Migrant Workers 2022 World Cup
The FIFA World Cup in 2022 will be hosted by the oil-rich nation of Qatar. They won the bid to host the tournament in 2010 and have since undertaken a massive building project to construct stadiums to hold the matches for the tournament. Like many other countries in the region, Qatar has undertaken the “Kafala” system of work sponsorship for migrant workers from countries like Pakistan and Bangladesh. The Kafala system promotes abysmal treatment of migrant workers through low-paying wages (or lack thereof), restrictions in movement of workers and horrible conditions of labor camps where most of these migrant workers live. At the heart of the Kafala system is the right of the employer to hold a worker’s visa or passport. This in turn causes a lack of movement for workers to return to their home country.
The International Break, where players from club soccer teams go back to their home country to play for their national team, happened between March 24 and 30. Within that time, many European national teams such as Germany, the Netherlands and Norway have all demonstrated against the abhorrent conditions of workers in Qatar. A triggering factor has been the February report in the British newspaper The Guardian that over 6,500 migrant workers have died building stadiums for the World Cup in 2022. This sparked outrage all over the world and the problems with the Qatari government’s use of the Kafala system and the treatment of workers resurfaced.
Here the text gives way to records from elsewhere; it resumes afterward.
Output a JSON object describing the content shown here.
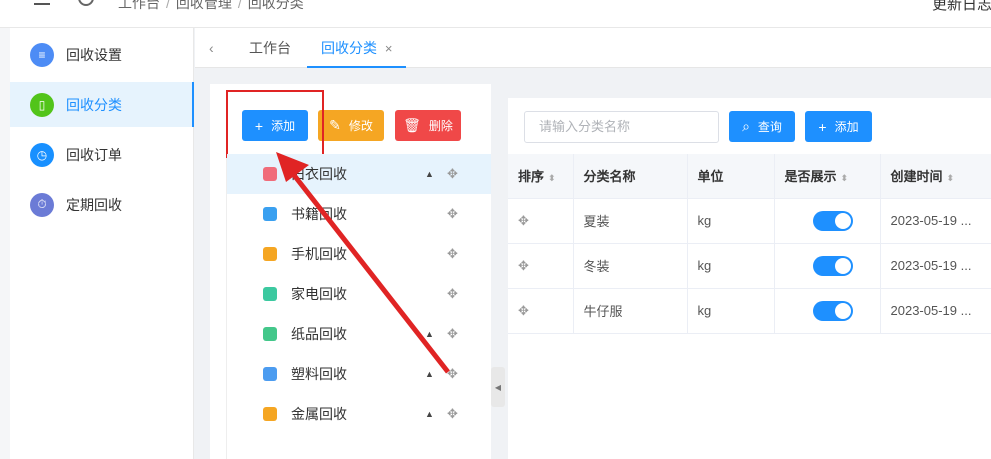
{
  "header": {
    "breadcrumb": [
      "工作台",
      "回收管理",
      "回收分类"
    ],
    "right_text": "更新日志"
  },
  "sidebar": {
    "items": [
      {
        "label": "回收设置",
        "color": "#4d8cf5",
        "glyph": "≡"
      },
      {
        "label": "回收分类",
        "color": "#52c41a",
        "glyph": "▯"
      },
      {
        "label": "回收订单",
        "color": "#1890ff",
        "glyph": "◷"
      },
      {
        "label": "定期回收",
        "color": "#6b7bd6",
        "glyph": "⏱"
      }
    ]
  },
  "tabs": {
    "back": "‹",
    "items": [
      "工作台",
      "回收分类"
    ],
    "close": "×"
  },
  "toolbar": {
    "add": "添加",
    "edit": "修改",
    "delete": "删除",
    "add_color": "#1e90ff",
    "edit_color": "#f5a623",
    "delete_color": "#f04848"
  },
  "tree": [
    {
      "label": "旧衣回收",
      "icon_color": "#f06c7a",
      "up": "▲",
      "move": "✥"
    },
    {
      "label": "书籍回收",
      "icon_color": "#3aa0f0",
      "up": "",
      "move": "✥"
    },
    {
      "label": "手机回收",
      "icon_color": "#f5a623",
      "up": "",
      "move": "✥"
    },
    {
      "label": "家电回收",
      "icon_color": "#3cc9a0",
      "up": "",
      "move": "✥"
    },
    {
      "label": "纸品回收",
      "icon_color": "#43c78a",
      "up": "▲",
      "move": "✥"
    },
    {
      "label": "塑料回收",
      "icon_color": "#4c9cf0",
      "up": "▲",
      "move": "✥"
    },
    {
      "label": "金属回收",
      "icon_color": "#f5a623",
      "up": "▲",
      "move": "✥"
    }
  ],
  "collapse_glyph": "◀",
  "search": {
    "placeholder": "请输入分类名称",
    "query": "查询",
    "add": "添加"
  },
  "table": {
    "headers": [
      "排序",
      "分类名称",
      "单位",
      "是否展示",
      "创建时间"
    ],
    "sort_glyph": "⬍",
    "rows": [
      {
        "move": "✥",
        "name": "夏装",
        "unit": "kg",
        "show": true,
        "created": "2023-05-19 ..."
      },
      {
        "move": "✥",
        "name": "冬装",
        "unit": "kg",
        "show": true,
        "created": "2023-05-19 ..."
      },
      {
        "move": "✥",
        "name": "牛仔服",
        "unit": "kg",
        "show": true,
        "created": "2023-05-19 ..."
      }
    ]
  },
  "annotation": {
    "color": "#e02424"
  }
}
The Norwegian national team were first to send a message about the treatment of workers in Qatar by wearing shirts in the pre-match warm up against Gibraltar, reading “Human Rights, On and Off the Pitch.” In their game against Latvia, the Dutch national team wore shirts in their warm-up saying, “Football Supports Change.” The German national team in their pre-match line up wore shirts that spelled out “Human Rights.”
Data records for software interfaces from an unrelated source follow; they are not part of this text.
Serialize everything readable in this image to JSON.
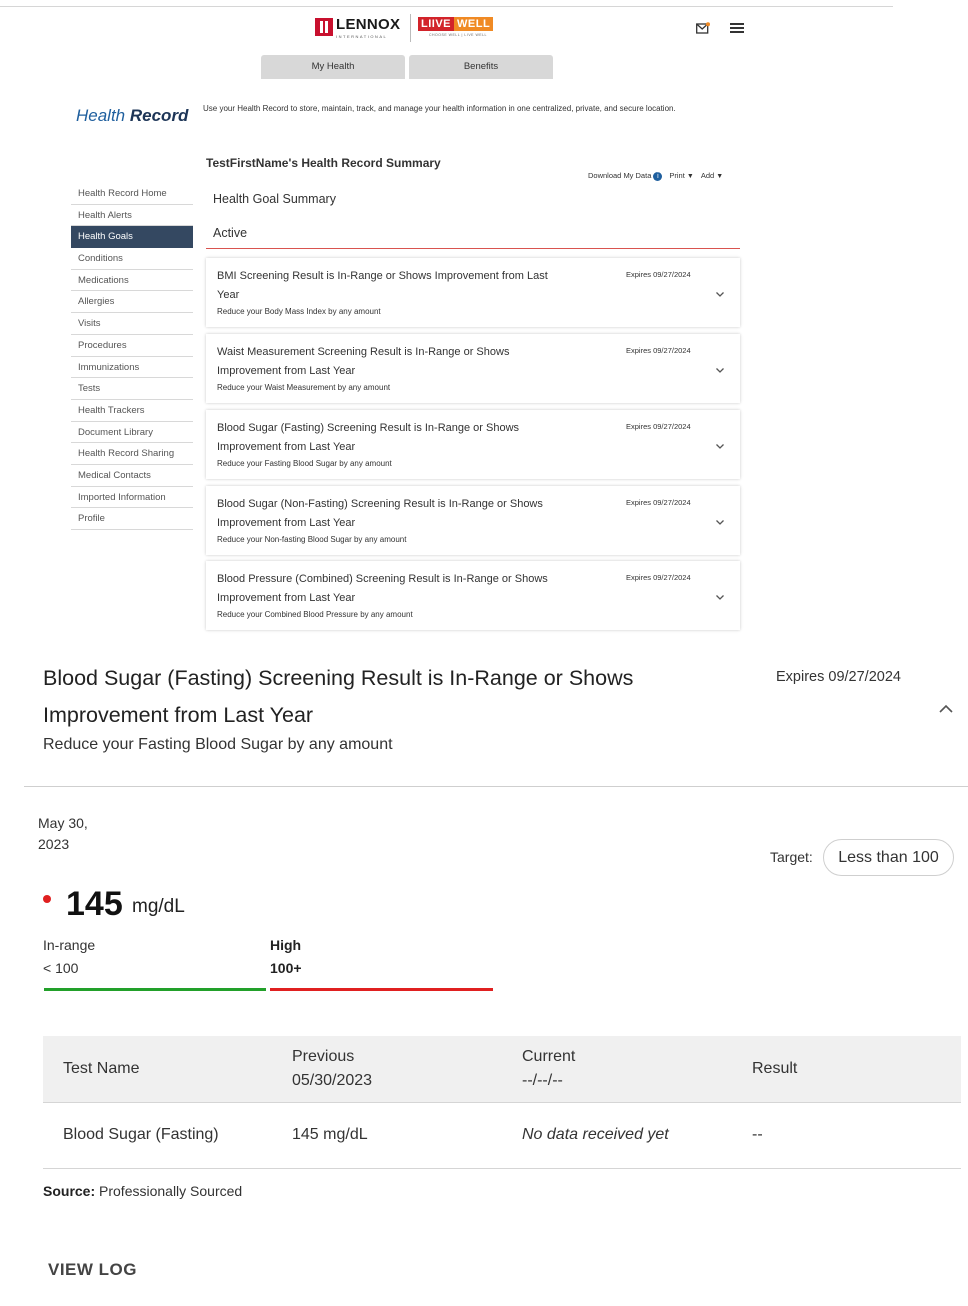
{
  "header": {
    "brand_lennox": "LENNOX",
    "brand_lennox_sub": "INTERNATIONAL",
    "brand_liive_a": "LIIVE",
    "brand_liive_b": "WELL",
    "brand_liive_tag": "CHOOSE WELL | LIVE WELL",
    "icons": [
      "mail-notification-icon",
      "hamburger-menu-icon"
    ],
    "tabs": [
      "My Health",
      "Benefits"
    ]
  },
  "health_record": {
    "title_a": "Health",
    "title_b": "Record",
    "description": "Use your Health Record to store, maintain, track, and manage your health information in one centralized, private, and secure location.",
    "summary_title": "TestFirstName's Health Record Summary",
    "actions": {
      "download": "Download My Data",
      "print": "Print",
      "add": "Add"
    }
  },
  "sidebar": {
    "items": [
      "Health Record Home",
      "Health Alerts",
      "Health Goals",
      "Conditions",
      "Medications",
      "Allergies",
      "Visits",
      "Procedures",
      "Immunizations",
      "Tests",
      "Health Trackers",
      "Document Library",
      "Health Record Sharing",
      "Medical Contacts",
      "Imported Information",
      "Profile"
    ],
    "active": "Health Goals"
  },
  "goals": {
    "summary_label": "Health Goal Summary",
    "status_label": "Active",
    "cards": [
      {
        "title": "BMI Screening Result is In-Range or Shows Improvement from Last Year",
        "subtitle": "Reduce your Body Mass Index by any amount",
        "expires": "Expires 09/27/2024"
      },
      {
        "title": "Waist Measurement Screening Result is In-Range or Shows Improvement from Last Year",
        "subtitle": "Reduce your Waist Measurement by any amount",
        "expires": "Expires 09/27/2024"
      },
      {
        "title": "Blood Sugar (Fasting) Screening Result is In-Range or Shows Improvement from Last Year",
        "subtitle": "Reduce your Fasting Blood Sugar by any amount",
        "expires": "Expires 09/27/2024"
      },
      {
        "title": "Blood Sugar (Non-Fasting) Screening Result is In-Range or Shows Improvement from Last Year",
        "subtitle": "Reduce your Non-fasting Blood Sugar by any amount",
        "expires": "Expires 09/27/2024"
      },
      {
        "title": "Blood Pressure (Combined) Screening Result is In-Range or Shows Improvement from Last Year",
        "subtitle": "Reduce your Combined Blood Pressure by any amount",
        "expires": "Expires 09/27/2024"
      }
    ]
  },
  "detail": {
    "title": "Blood Sugar (Fasting) Screening Result is In-Range or Shows Improvement from Last Year",
    "expires": "Expires 09/27/2024",
    "subtitle": "Reduce your Fasting Blood Sugar by any amount",
    "date": "May 30, 2023",
    "target_label": "Target:",
    "target_value": "Less than 100",
    "value": "145",
    "unit": "mg/dL",
    "status_color": "#e02020",
    "ranges": [
      {
        "label": "In-range",
        "value": "< 100",
        "color": "#22a02a"
      },
      {
        "label": "High",
        "value": "100+",
        "color": "#e02020"
      }
    ],
    "table": {
      "headers": {
        "test_name": "Test Name",
        "previous": "Previous",
        "previous_date": "05/30/2023",
        "current": "Current",
        "current_date": "--/--/--",
        "result": "Result"
      },
      "rows": [
        {
          "test_name": "Blood Sugar (Fasting)",
          "previous": "145 mg/dL",
          "current": "No data received yet",
          "result": "--"
        }
      ]
    },
    "source_label": "Source:",
    "source_value": "Professionally Sourced",
    "view_log": "VIEW LOG"
  }
}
It was suspected that the English national team were also going to demonstrate in solidarity with workers in Qatar. Instead, Gareth Southgate, manager of the English national team said that, “The FA [Football Association] are working closely with Amnesty International and will be talking with Qatar as well.” He also talked about how he thinks that Amnesty International don’t want to get the games moved, but to work with the Qatari government to better insure workers rights.
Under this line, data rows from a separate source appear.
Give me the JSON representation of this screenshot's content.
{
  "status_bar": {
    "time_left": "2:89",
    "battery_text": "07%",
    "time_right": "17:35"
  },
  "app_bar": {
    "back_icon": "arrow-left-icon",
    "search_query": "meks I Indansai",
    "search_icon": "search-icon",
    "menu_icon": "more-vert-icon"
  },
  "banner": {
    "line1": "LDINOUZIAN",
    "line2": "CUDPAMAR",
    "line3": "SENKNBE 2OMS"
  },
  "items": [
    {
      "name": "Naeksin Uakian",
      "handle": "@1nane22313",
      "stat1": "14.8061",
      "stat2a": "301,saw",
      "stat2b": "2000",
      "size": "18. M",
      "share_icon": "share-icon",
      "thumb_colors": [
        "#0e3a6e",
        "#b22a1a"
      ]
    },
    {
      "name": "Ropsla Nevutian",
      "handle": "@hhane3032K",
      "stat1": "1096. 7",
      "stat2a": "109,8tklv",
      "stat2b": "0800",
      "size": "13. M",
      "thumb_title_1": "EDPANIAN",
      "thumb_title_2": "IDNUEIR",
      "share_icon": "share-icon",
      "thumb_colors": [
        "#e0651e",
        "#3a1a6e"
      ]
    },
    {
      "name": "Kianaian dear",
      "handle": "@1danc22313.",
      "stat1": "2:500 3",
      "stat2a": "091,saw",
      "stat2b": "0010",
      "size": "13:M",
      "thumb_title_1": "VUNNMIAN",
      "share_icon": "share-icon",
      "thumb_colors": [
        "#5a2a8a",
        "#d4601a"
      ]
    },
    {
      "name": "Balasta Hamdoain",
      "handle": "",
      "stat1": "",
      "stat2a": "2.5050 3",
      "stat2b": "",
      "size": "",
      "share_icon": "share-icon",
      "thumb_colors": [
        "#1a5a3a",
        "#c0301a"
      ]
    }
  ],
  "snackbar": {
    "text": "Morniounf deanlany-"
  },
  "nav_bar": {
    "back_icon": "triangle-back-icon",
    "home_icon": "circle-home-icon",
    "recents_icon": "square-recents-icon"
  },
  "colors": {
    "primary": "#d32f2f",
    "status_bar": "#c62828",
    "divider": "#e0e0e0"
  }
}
There is some resistance within the international scene regarding whether to even have the World Cup in Qatar. Toni Kroos, a German international team player said on the Einfach Mal Luppen podcast that, “I don’t agree with awarding the World Cup to Qatar and there are plenty of reasons why. Migrant workers work non-stop, sometimes in 50-degree heat [122 degrees Fahrenheit].” He also added that “some [migrant workers] don’t have enough food or water, which is insane,” and that “homosexuality is still considered a criminal offense in Qatar and is prosecuted.” Kroos ended his interview saying “Can a boycott really bring change? I don’t think so, but football, with its global reach, could maybe draw attention to these problems.”
However, with an estimated 6,500 migrant workers dead for the sake of building stadiums for this event, some think it is too late for a boycott. Joshua Kimmich, another German international said, “I think we are ten years too late to boycott the World Cup. It was not allocated this year, but a couple of years ago. One should have thought about boycotting back then.”